## Exercise objective
The result should be an exact copy of the entries that follow, with no pictures included.

**********

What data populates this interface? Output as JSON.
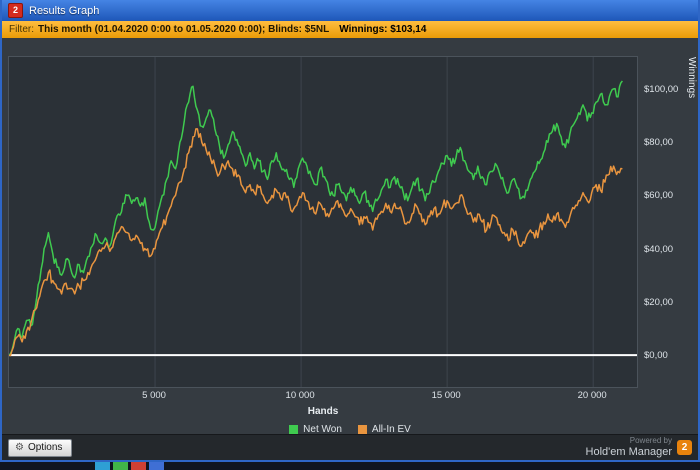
{
  "window": {
    "title": "Results Graph",
    "icon_text": "2"
  },
  "filter_bar": {
    "label": "Filter:",
    "criteria": "This month (01.04.2020 0:00 to 01.05.2020 0:00); Blinds: $5NL",
    "winnings": "Winnings: $103,14"
  },
  "chart_data": {
    "type": "line",
    "xlabel": "Hands",
    "ylabel": "Winnings",
    "xlim": [
      0,
      21500
    ],
    "ylim": [
      -12,
      112
    ],
    "x_ticks": [
      5000,
      10000,
      15000,
      20000
    ],
    "x_tick_labels": [
      "5 000",
      "10 000",
      "15 000",
      "20 000"
    ],
    "y_ticks": [
      0,
      20,
      40,
      60,
      80,
      100
    ],
    "y_tick_labels": [
      "$0,00",
      "$20,00",
      "$40,00",
      "$60,00",
      "$80,00",
      "$100,00"
    ],
    "grid": "vertical-only",
    "zero_line": 0,
    "legend_position": "bottom-center",
    "series": [
      {
        "name": "Net Won",
        "color": "#3fca4f",
        "x_start": 0,
        "x_step": 150,
        "y": [
          0,
          4,
          10,
          7,
          13,
          11,
          18,
          28,
          40,
          46,
          38,
          33,
          30,
          36,
          33,
          29,
          34,
          31,
          37,
          41,
          45,
          42,
          44,
          41,
          48,
          53,
          57,
          60,
          57,
          59,
          56,
          59,
          50,
          47,
          54,
          60,
          66,
          73,
          70,
          80,
          88,
          95,
          101,
          92,
          86,
          89,
          92,
          85,
          79,
          74,
          79,
          84,
          81,
          76,
          71,
          76,
          70,
          73,
          69,
          66,
          73,
          76,
          71,
          69,
          66,
          63,
          70,
          74,
          71,
          67,
          64,
          70,
          67,
          62,
          60,
          64,
          61,
          58,
          63,
          60,
          57,
          61,
          58,
          54,
          58,
          62,
          66,
          63,
          67,
          64,
          61,
          58,
          63,
          66,
          62,
          58,
          61,
          65,
          69,
          72,
          75,
          71,
          74,
          78,
          73,
          69,
          66,
          71,
          67,
          64,
          69,
          72,
          68,
          64,
          61,
          66,
          63,
          59,
          62,
          66,
          69,
          72,
          76,
          80,
          84,
          87,
          82,
          78,
          83,
          87,
          91,
          94,
          88,
          91,
          95,
          98,
          94,
          97,
          100,
          97,
          103
        ]
      },
      {
        "name": "All-In EV",
        "color": "#e9953f",
        "x_start": 0,
        "x_step": 150,
        "y": [
          0,
          3,
          7,
          5,
          9,
          12,
          17,
          22,
          28,
          31,
          28,
          25,
          23,
          27,
          25,
          23,
          26,
          28,
          31,
          34,
          37,
          39,
          41,
          39,
          43,
          46,
          48,
          46,
          43,
          45,
          42,
          40,
          37,
          40,
          44,
          48,
          52,
          56,
          60,
          65,
          70,
          76,
          82,
          85,
          80,
          77,
          74,
          71,
          68,
          71,
          73,
          70,
          67,
          64,
          61,
          64,
          61,
          63,
          60,
          57,
          60,
          62,
          59,
          61,
          57,
          55,
          58,
          61,
          58,
          55,
          53,
          57,
          55,
          52,
          55,
          58,
          55,
          52,
          55,
          52,
          49,
          52,
          50,
          47,
          51,
          54,
          57,
          54,
          57,
          55,
          52,
          50,
          53,
          56,
          53,
          49,
          52,
          55,
          53,
          56,
          58,
          55,
          57,
          60,
          56,
          53,
          50,
          53,
          50,
          47,
          50,
          52,
          49,
          46,
          43,
          47,
          44,
          41,
          44,
          47,
          44,
          47,
          50,
          53,
          50,
          53,
          51,
          48,
          52,
          55,
          58,
          61,
          58,
          61,
          64,
          62,
          65,
          68,
          71,
          69,
          70
        ]
      }
    ]
  },
  "footer": {
    "options_label": "Options",
    "powered_by": "Powered by",
    "brand": "Hold'em Manager",
    "brand_logo_text": "2"
  },
  "taskbar": {
    "item_colors": [
      "#2e9fd4",
      "#41b649",
      "#cf4034",
      "#3f6fd4"
    ]
  }
}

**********

## Answer to this exercise
What data populates this interface? Output as JSON.
{
  "window": {
    "title": "Results Graph",
    "icon_text": "2"
  },
  "filter_bar": {
    "label": "Filter:",
    "criteria": "This month (01.04.2020 0:00 to 01.05.2020 0:00); Blinds: $5NL",
    "winnings": "Winnings: $103,14"
  },
  "chart_data": {
    "type": "line",
    "xlabel": "Hands",
    "ylabel": "Winnings",
    "xlim": [
      0,
      21500
    ],
    "ylim": [
      -12,
      112
    ],
    "x_ticks": [
      5000,
      10000,
      15000,
      20000
    ],
    "x_tick_labels": [
      "5 000",
      "10 000",
      "15 000",
      "20 000"
    ],
    "y_ticks": [
      0,
      20,
      40,
      60,
      80,
      100
    ],
    "y_tick_labels": [
      "$0,00",
      "$20,00",
      "$40,00",
      "$60,00",
      "$80,00",
      "$100,00"
    ],
    "grid": "vertical-only",
    "zero_line": 0,
    "legend_position": "bottom-center",
    "series": [
      {
        "name": "Net Won",
        "color": "#3fca4f",
        "x_start": 0,
        "x_step": 150,
        "y": [
          0,
          4,
          10,
          7,
          13,
          11,
          18,
          28,
          40,
          46,
          38,
          33,
          30,
          36,
          33,
          29,
          34,
          31,
          37,
          41,
          45,
          42,
          44,
          41,
          48,
          53,
          57,
          60,
          57,
          59,
          56,
          59,
          50,
          47,
          54,
          60,
          66,
          73,
          70,
          80,
          88,
          95,
          101,
          92,
          86,
          89,
          92,
          85,
          79,
          74,
          79,
          84,
          81,
          76,
          71,
          76,
          70,
          73,
          69,
          66,
          73,
          76,
          71,
          69,
          66,
          63,
          70,
          74,
          71,
          67,
          64,
          70,
          67,
          62,
          60,
          64,
          61,
          58,
          63,
          60,
          57,
          61,
          58,
          54,
          58,
          62,
          66,
          63,
          67,
          64,
          61,
          58,
          63,
          66,
          62,
          58,
          61,
          65,
          69,
          72,
          75,
          71,
          74,
          78,
          73,
          69,
          66,
          71,
          67,
          64,
          69,
          72,
          68,
          64,
          61,
          66,
          63,
          59,
          62,
          66,
          69,
          72,
          76,
          80,
          84,
          87,
          82,
          78,
          83,
          87,
          91,
          94,
          88,
          91,
          95,
          98,
          94,
          97,
          100,
          97,
          103
        ]
      },
      {
        "name": "All-In EV",
        "color": "#e9953f",
        "x_start": 0,
        "x_step": 150,
        "y": [
          0,
          3,
          7,
          5,
          9,
          12,
          17,
          22,
          28,
          31,
          28,
          25,
          23,
          27,
          25,
          23,
          26,
          28,
          31,
          34,
          37,
          39,
          41,
          39,
          43,
          46,
          48,
          46,
          43,
          45,
          42,
          40,
          37,
          40,
          44,
          48,
          52,
          56,
          60,
          65,
          70,
          76,
          82,
          85,
          80,
          77,
          74,
          71,
          68,
          71,
          73,
          70,
          67,
          64,
          61,
          64,
          61,
          63,
          60,
          57,
          60,
          62,
          59,
          61,
          57,
          55,
          58,
          61,
          58,
          55,
          53,
          57,
          55,
          52,
          55,
          58,
          55,
          52,
          55,
          52,
          49,
          52,
          50,
          47,
          51,
          54,
          57,
          54,
          57,
          55,
          52,
          50,
          53,
          56,
          53,
          49,
          52,
          55,
          53,
          56,
          58,
          55,
          57,
          60,
          56,
          53,
          50,
          53,
          50,
          47,
          50,
          52,
          49,
          46,
          43,
          47,
          44,
          41,
          44,
          47,
          44,
          47,
          50,
          53,
          50,
          53,
          51,
          48,
          52,
          55,
          58,
          61,
          58,
          61,
          64,
          62,
          65,
          68,
          71,
          69,
          70
        ]
      }
    ]
  },
  "footer": {
    "options_label": "Options",
    "powered_by": "Powered by",
    "brand": "Hold'em Manager",
    "brand_logo_text": "2"
  },
  "taskbar": {
    "item_colors": [
      "#2e9fd4",
      "#41b649",
      "#cf4034",
      "#3f6fd4"
    ]
  }
}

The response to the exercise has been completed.